Tuesday, November 2
Starts at 7:00 PM

McLean County Museum of History
200 N. Main St, Bloomington IL 61701

History Reads Book Club- From Slave to State Legislature: John W. E. Thomas Illinois’ First African American Lawmaker

All avid readers are welcome to join the Museum and Bloomington Public Library on Tuesday, November 2 at 7:00 p.m. for the final installment of the History Reads Book Club for 2021. We will meet online via Zoom to discuss From Slave to State Legislature: John W. E. Thomas Illinois’ First African American Lawmaker by David Joens. Visit bit.ly/historyreads110221 to register for this free, online discussion.

As the first African American elected to the Illinois general assembly, John W. E. Thomas was the recognized leader of the state’s African American community for nearly twenty years and laid the groundwork for the success of future black leaders in Chicago politics.

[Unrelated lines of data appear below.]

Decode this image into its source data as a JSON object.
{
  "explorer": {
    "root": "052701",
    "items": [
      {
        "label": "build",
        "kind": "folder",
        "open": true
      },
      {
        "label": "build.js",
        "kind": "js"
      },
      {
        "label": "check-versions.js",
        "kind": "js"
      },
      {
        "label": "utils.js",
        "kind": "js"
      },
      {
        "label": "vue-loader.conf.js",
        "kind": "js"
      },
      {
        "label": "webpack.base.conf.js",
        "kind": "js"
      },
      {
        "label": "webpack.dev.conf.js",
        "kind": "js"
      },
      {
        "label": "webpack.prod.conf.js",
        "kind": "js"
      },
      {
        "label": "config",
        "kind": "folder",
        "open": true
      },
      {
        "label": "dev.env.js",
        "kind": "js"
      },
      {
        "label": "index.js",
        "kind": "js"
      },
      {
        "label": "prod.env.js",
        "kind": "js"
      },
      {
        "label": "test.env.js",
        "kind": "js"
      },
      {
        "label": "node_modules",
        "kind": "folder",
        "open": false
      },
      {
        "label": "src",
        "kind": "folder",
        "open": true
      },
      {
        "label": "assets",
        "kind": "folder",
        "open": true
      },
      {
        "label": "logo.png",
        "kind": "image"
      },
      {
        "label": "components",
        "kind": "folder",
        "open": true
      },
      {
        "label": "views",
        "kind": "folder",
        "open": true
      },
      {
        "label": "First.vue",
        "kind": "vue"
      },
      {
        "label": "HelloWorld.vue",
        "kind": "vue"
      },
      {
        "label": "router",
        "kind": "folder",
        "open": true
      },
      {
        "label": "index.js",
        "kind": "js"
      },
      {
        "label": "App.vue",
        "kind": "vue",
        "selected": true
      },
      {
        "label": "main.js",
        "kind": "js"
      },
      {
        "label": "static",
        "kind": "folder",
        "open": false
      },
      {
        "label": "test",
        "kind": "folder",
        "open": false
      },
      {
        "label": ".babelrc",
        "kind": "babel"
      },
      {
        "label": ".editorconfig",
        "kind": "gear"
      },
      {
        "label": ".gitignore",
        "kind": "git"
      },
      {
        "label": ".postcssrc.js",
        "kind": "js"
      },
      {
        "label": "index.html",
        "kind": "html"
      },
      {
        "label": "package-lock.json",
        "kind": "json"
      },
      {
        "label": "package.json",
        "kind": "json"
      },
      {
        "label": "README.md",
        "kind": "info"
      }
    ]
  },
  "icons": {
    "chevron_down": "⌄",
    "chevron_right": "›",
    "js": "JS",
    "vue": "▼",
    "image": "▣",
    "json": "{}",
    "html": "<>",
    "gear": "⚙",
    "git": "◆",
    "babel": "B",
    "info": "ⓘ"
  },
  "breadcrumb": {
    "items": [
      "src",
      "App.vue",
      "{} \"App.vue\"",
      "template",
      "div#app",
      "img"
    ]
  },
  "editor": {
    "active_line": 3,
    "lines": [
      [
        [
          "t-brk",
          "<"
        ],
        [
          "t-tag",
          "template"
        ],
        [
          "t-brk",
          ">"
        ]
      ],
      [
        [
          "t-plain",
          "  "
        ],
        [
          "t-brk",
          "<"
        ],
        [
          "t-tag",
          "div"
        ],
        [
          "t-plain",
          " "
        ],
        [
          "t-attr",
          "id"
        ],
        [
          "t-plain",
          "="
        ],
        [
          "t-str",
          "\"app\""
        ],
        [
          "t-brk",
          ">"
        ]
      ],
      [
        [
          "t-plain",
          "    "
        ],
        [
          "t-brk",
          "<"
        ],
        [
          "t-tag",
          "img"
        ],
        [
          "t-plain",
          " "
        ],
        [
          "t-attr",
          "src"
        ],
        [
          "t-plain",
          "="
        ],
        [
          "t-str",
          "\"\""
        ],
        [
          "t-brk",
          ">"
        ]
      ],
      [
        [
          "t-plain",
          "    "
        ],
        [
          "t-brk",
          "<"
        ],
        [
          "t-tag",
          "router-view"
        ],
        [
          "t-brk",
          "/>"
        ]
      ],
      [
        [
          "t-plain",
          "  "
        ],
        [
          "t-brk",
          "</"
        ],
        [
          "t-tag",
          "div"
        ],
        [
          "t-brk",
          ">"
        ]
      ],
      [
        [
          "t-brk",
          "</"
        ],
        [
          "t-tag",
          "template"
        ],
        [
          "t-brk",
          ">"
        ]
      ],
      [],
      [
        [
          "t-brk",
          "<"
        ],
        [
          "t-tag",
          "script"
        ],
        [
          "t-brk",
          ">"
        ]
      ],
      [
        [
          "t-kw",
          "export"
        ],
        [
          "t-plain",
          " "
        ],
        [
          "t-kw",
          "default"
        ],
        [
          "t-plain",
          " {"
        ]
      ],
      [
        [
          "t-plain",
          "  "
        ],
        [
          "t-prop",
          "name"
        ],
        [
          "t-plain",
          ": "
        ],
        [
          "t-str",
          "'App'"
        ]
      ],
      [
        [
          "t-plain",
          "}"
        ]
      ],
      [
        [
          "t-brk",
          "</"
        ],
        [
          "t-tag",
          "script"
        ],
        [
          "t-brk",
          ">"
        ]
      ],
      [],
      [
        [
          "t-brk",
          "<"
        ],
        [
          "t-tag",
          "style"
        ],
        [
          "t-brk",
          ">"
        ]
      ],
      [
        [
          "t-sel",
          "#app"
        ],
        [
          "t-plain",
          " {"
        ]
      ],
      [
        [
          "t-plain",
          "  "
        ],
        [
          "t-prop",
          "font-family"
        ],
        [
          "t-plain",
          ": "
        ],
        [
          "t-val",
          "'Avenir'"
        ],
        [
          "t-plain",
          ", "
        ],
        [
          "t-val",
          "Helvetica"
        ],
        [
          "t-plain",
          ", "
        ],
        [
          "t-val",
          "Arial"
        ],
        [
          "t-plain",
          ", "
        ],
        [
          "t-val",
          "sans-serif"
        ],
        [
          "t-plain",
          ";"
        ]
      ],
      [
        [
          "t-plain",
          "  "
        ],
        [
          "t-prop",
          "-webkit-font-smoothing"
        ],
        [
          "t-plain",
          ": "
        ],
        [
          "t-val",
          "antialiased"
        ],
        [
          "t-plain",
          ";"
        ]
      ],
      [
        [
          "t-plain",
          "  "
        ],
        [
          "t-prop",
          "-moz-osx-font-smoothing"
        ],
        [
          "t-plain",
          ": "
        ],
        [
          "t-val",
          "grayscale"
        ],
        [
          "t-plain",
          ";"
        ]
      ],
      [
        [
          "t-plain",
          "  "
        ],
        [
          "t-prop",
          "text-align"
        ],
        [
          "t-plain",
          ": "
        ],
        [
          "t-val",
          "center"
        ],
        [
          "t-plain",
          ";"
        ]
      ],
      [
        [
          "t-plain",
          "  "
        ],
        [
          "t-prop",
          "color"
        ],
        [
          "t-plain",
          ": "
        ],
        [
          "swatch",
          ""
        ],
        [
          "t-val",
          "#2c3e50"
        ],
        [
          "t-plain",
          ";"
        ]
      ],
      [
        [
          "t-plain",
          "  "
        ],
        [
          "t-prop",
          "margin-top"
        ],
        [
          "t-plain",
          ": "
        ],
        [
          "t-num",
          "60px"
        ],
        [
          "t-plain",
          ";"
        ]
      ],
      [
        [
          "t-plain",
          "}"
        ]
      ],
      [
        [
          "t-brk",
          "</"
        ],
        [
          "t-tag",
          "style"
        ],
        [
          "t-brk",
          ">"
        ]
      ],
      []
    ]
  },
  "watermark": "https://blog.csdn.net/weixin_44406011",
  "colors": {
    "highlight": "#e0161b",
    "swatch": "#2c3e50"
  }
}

Despite his key role in the passage of Illinois’ first civil rights act and his commitment to improving his community against steep personal and political barriers, Thomas’s life and career have been long forgotten by historians and the public alike. This fascinating full-length biography—the first to address the full influence of Thomas or any black politician from Illinois during the Reconstruction Era—is also a pioneering effort to explain the dynamics of African American politics and divisions within the black community in post–Civil War Chicago.

In From Slave to State Legislator, David A. Joens traces Thomas’s trajectory from a slave owned by a doctor’s family in Alabama to a prominent attorney believed to be the wealthiest African American man in Chicago at the time of his death in 1899. Providing one of the few comprehensive looks at African Americans in Chicago during this period, Joens reveals how Thomas’s career represents both the opportunities available to African Americans in the postwar period and the limits still placed on them. When Thomas moved to Chicago in 1869, he started a grocery store, invested in real estate, and founded the first private school for African Americans before becoming involved in politics.

Joens cements Thomas’s legacy as a committed and conscientious lawmaker amid political and personal struggles. In revealing the complicated rivalries and competing ambitions that shaped black northern politics during the Reconstruction Era, Joens shows the long-term impact of Thomas’s friendship with other burgeoning African American political stars and his work to get more black representatives elected. The volume is enhanced by short biographies of other key Chicago African American politicians of the era.

To request a copy of the book, please contact the Reference Desk at Bloomington Public library at 309-828-6093 or email reference@bloomingtonlibrary.org.